Please restate each line of the material word for word and omit any pictures.

DATA FOR THIS EXERCISE:
....

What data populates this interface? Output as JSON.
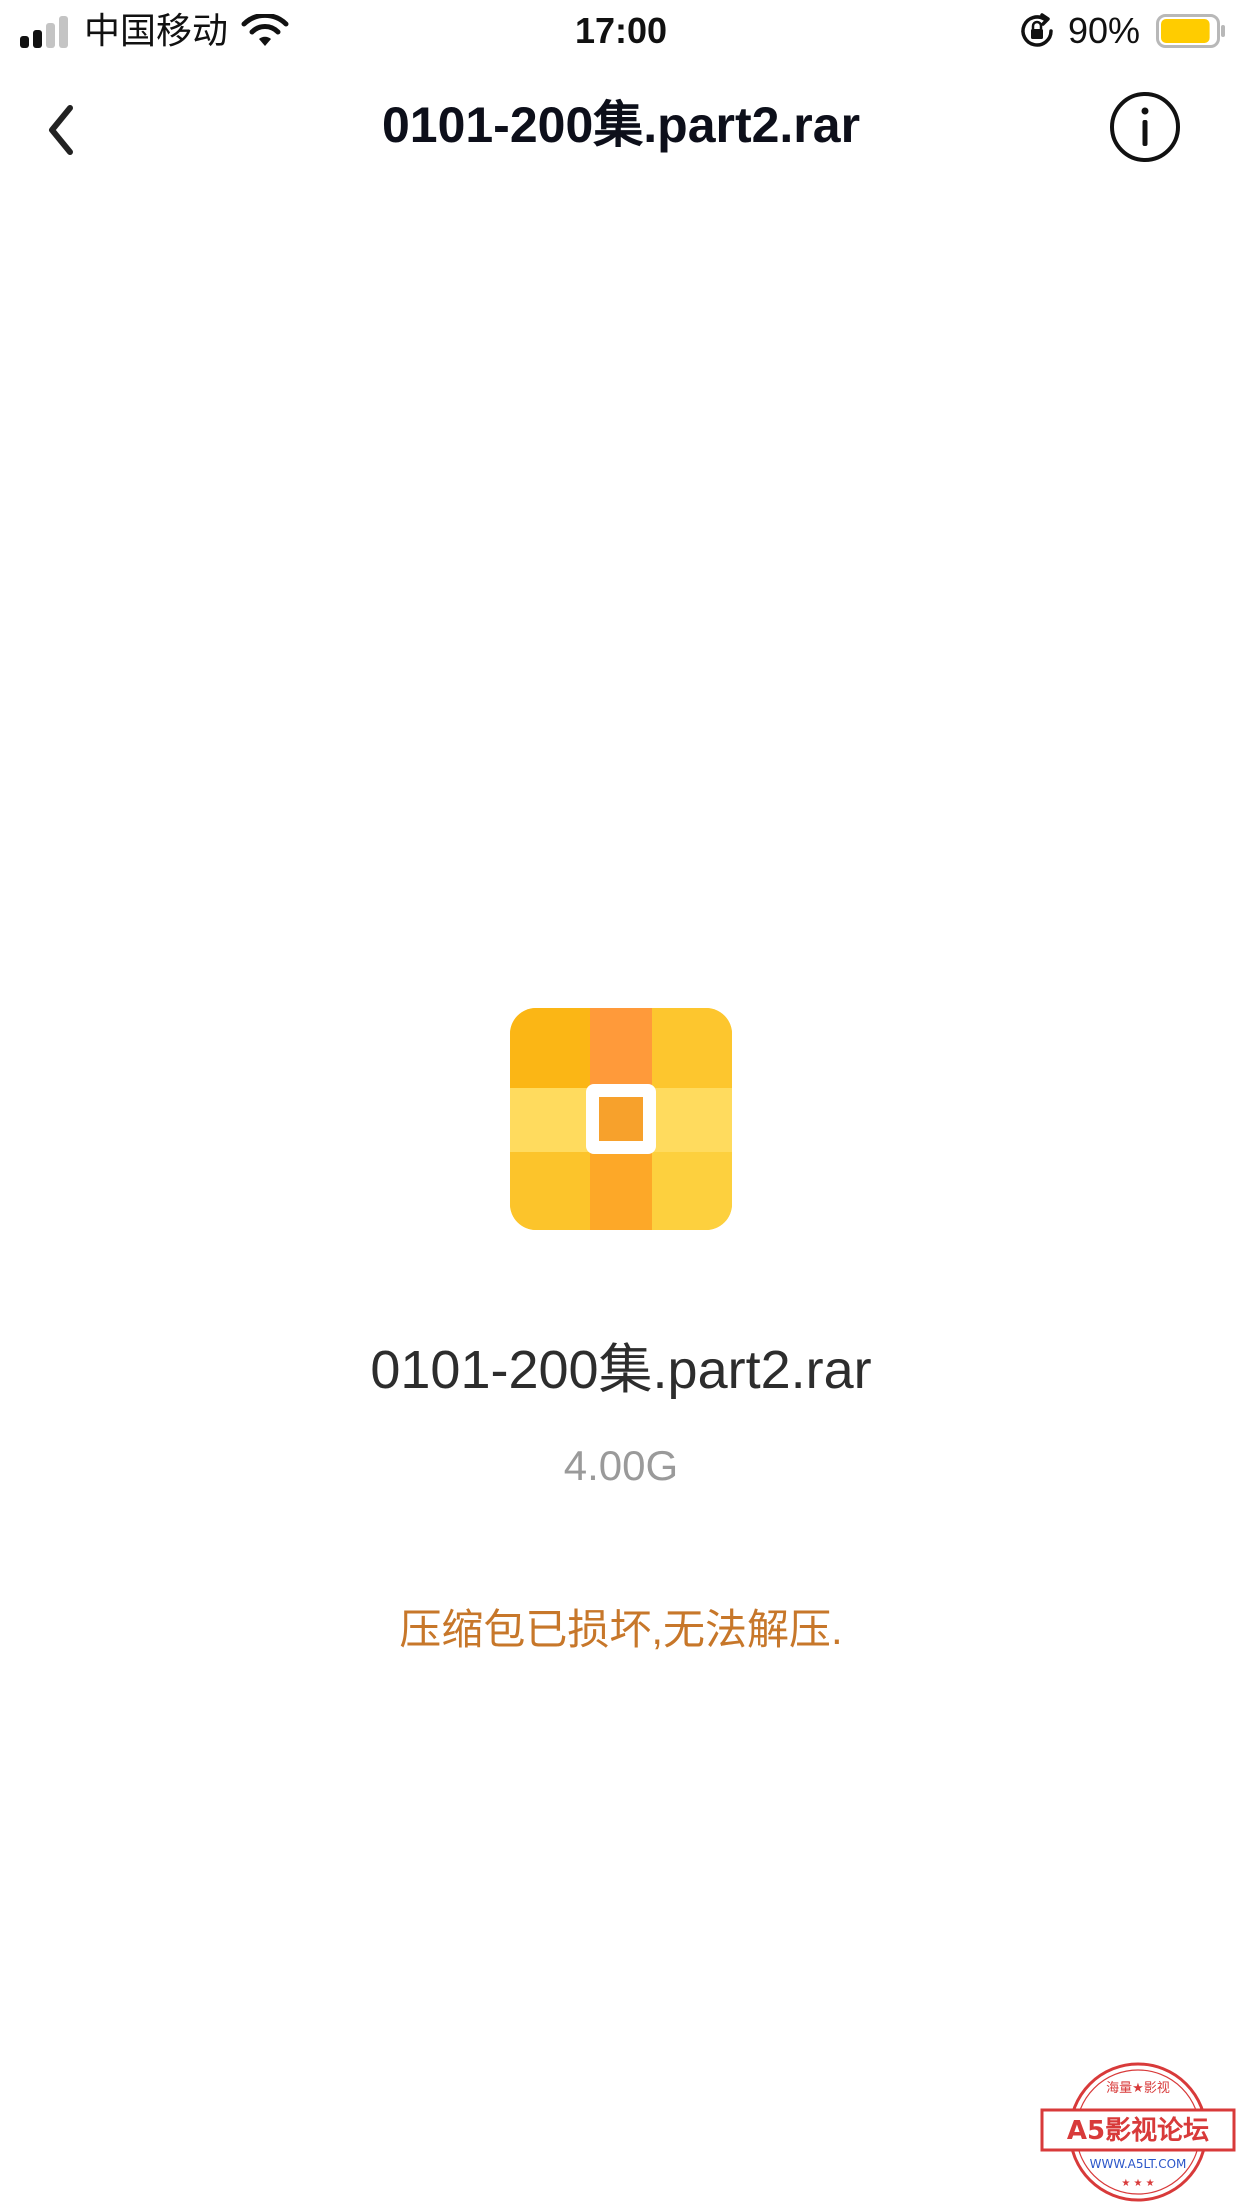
{
  "status_bar": {
    "carrier": "中国移动",
    "time": "17:00",
    "battery_percent": "90%",
    "signal_bars_filled": 2,
    "signal_bars_total": 4,
    "battery_level": 0.9
  },
  "nav": {
    "title": "0101-200集.part2.rar",
    "back_icon": "chevron-left-icon",
    "info_icon": "info-circle-icon"
  },
  "file": {
    "name": "0101-200集.part2.rar",
    "size": "4.00G",
    "icon": "archive-icon"
  },
  "error": {
    "message": "压缩包已损坏,无法解压."
  },
  "watermark": {
    "text_top": "海量★影视",
    "text_main": "A5影视论坛",
    "text_bottom": "WWW.A5LT.COM"
  },
  "colors": {
    "error": "#c7772a",
    "battery": "#ffcc00",
    "watermark": "#d83a3a",
    "icon_gold": "#fbb615",
    "icon_orange": "#ff9a3a"
  }
}
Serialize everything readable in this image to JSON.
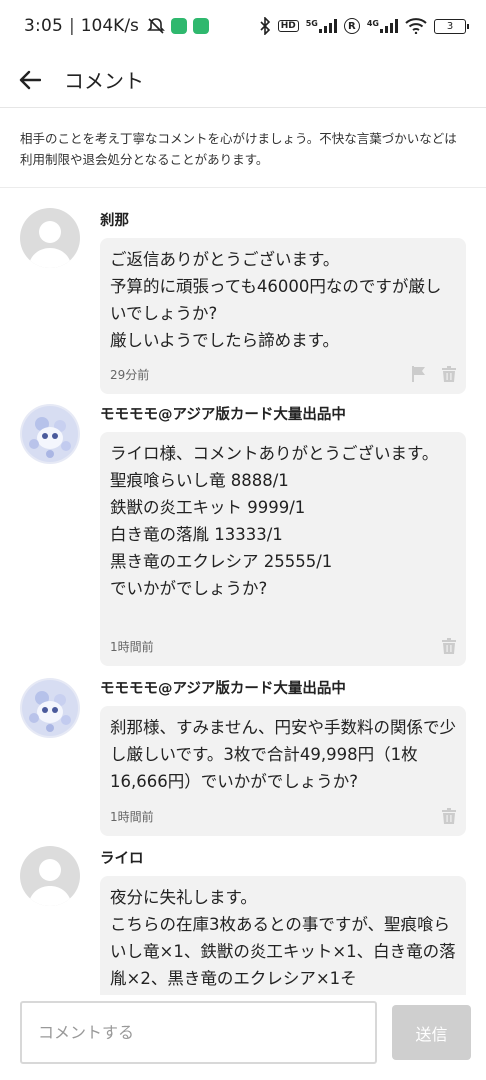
{
  "status_bar": {
    "time": "3:05",
    "separator": "|",
    "network_speed": "104K/s",
    "battery_level": "3",
    "hd_label": "HD",
    "sig1_label": "5G",
    "sig2_label": "4G",
    "r_label": "R",
    "icons": [
      "muted-notifications-icon",
      "shield-app-icon",
      "chat-app-icon",
      "bluetooth-icon",
      "hd-icon",
      "signal-5g-icon",
      "roaming-icon",
      "signal-4g-icon",
      "wifi-icon",
      "battery-icon"
    ]
  },
  "app_bar": {
    "title": "コメント",
    "back_icon": "back-arrow-icon"
  },
  "notice": {
    "text": "相手のことを考え丁寧なコメントを心がけましょう。不快な言葉づかいなどは利用制限や退会処分となることがあります。"
  },
  "comments": [
    {
      "author": "刹那",
      "avatar": "default-avatar",
      "text": "ご返信ありがとうございます。\n予算的に頑張っても46000円なのですが厳しいでしょうか?\n厳しいようでしたら諦めます。",
      "time": "29分前",
      "actions": [
        "flag-icon",
        "trash-icon"
      ]
    },
    {
      "author": "モモモモ@アジア版カード大量出品中",
      "avatar": "seller-avatar",
      "text": "ライロ様、コメントありがとうございます。\n聖痕喰らいし竜 8888/1\n鉄獣の炎工キット 9999/1\n白き竜の落胤 13333/1\n黒き竜のエクレシア 25555/1\nでいかがでしょうか?",
      "time": "1時間前",
      "actions": [
        "trash-icon"
      ]
    },
    {
      "author": "モモモモ@アジア版カード大量出品中",
      "avatar": "seller-avatar",
      "text": "刹那様、すみません、円安や手数料の関係で少し厳しいです。3枚で合計49,998円（1枚16,666円）でいかがでしょうか?",
      "time": "1時間前",
      "actions": [
        "trash-icon"
      ]
    },
    {
      "author": "ライロ",
      "avatar": "default-avatar",
      "text": "夜分に失礼します。\nこちらの在庫3枚あるとの事ですが、聖痕喰らいし竜×1、鉄獣の炎工キット×1、白き竜の落胤×2、黒き竜のエクレシア×1そ",
      "time": "",
      "actions": []
    }
  ],
  "input": {
    "placeholder": "コメントする",
    "value": ""
  },
  "send_button": {
    "label": "送信"
  },
  "colors": {
    "bubble_bg": "#f2f2f2",
    "send_disabled": "#cfcfcf",
    "icon_gray": "#cccccc",
    "status_green": "#2fb86e"
  }
}
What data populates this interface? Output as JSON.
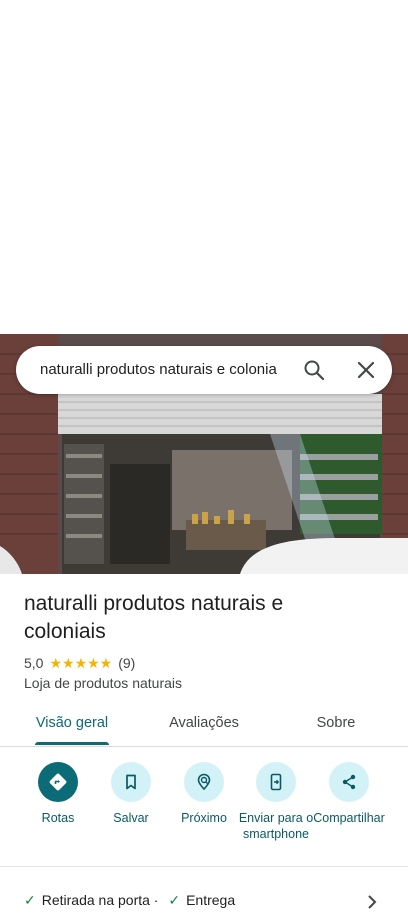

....

RESPONSE BELOW:
What data populates this interface? Output as JSON.
{
  "status_bar": {
    "carrier": "中国移动",
    "time": "17:00",
    "battery_percent": "90%",
    "signal_bars_filled": 2,
    "signal_bars_total": 4,
    "battery_level": 0.9
  },
  "nav": {
    "title": "0101-200集.part2.rar",
    "back_icon": "chevron-left-icon",
    "info_icon": "info-circle-icon"
  },
  "file": {
    "name": "0101-200集.part2.rar",
    "size": "4.00G",
    "icon": "archive-icon"
  },
  "error": {
    "message": "压缩包已损坏,无法解压."
  },
  "watermark": {
    "text_top": "海量★影视",
    "text_main": "A5影视论坛",
    "text_bottom": "WWW.A5LT.COM"
  },
  "colors": {
    "error": "#c7772a",
    "battery": "#ffcc00",
    "watermark": "#d83a3a",
    "icon_gold": "#fbb615",
    "icon_orange": "#ff9a3a"
  }
}
Serialize everything readable in this image to JSON.
{
  "status_bar": {
    "time": "3:05",
    "separator": "|",
    "network_speed": "104K/s",
    "battery_level": "3",
    "hd_label": "HD",
    "sig1_label": "5G",
    "sig2_label": "4G",
    "r_label": "R",
    "icons": [
      "muted-notifications-icon",
      "shield-app-icon",
      "chat-app-icon",
      "bluetooth-icon",
      "hd-icon",
      "signal-5g-icon",
      "roaming-icon",
      "signal-4g-icon",
      "wifi-icon",
      "battery-icon"
    ]
  },
  "app_bar": {
    "title": "コメント",
    "back_icon": "back-arrow-icon"
  },
  "notice": {
    "text": "相手のことを考え丁寧なコメントを心がけましょう。不快な言葉づかいなどは利用制限や退会処分となることがあります。"
  },
  "comments": [
    {
      "author": "刹那",
      "avatar": "default-avatar",
      "text": "ご返信ありがとうございます。\n予算的に頑張っても46000円なのですが厳しいでしょうか?\n厳しいようでしたら諦めます。",
      "time": "29分前",
      "actions": [
        "flag-icon",
        "trash-icon"
      ]
    },
    {
      "author": "モモモモ@アジア版カード大量出品中",
      "avatar": "seller-avatar",
      "text": "ライロ様、コメントありがとうございます。\n聖痕喰らいし竜 8888/1\n鉄獣の炎工キット 9999/1\n白き竜の落胤 13333/1\n黒き竜のエクレシア 25555/1\nでいかがでしょうか?",
      "time": "1時間前",
      "actions": [
        "trash-icon"
      ]
    },
    {
      "author": "モモモモ@アジア版カード大量出品中",
      "avatar": "seller-avatar",
      "text": "刹那様、すみません、円安や手数料の関係で少し厳しいです。3枚で合計49,998円（1枚16,666円）でいかがでしょうか?",
      "time": "1時間前",
      "actions": [
        "trash-icon"
      ]
    },
    {
      "author": "ライロ",
      "avatar": "default-avatar",
      "text": "夜分に失礼します。\nこちらの在庫3枚あるとの事ですが、聖痕喰らいし竜×1、鉄獣の炎工キット×1、白き竜の落胤×2、黒き竜のエクレシア×1そ",
      "time": "",
      "actions": []
    }
  ],
  "input": {
    "placeholder": "コメントする",
    "value": ""
  },
  "send_button": {
    "label": "送信"
  },
  "colors": {
    "bubble_bg": "#f2f2f2",
    "send_disabled": "#cfcfcf",
    "icon_gray": "#cccccc",
    "status_green": "#2fb86e"
  }
}
What data populates this interface? Output as JSON.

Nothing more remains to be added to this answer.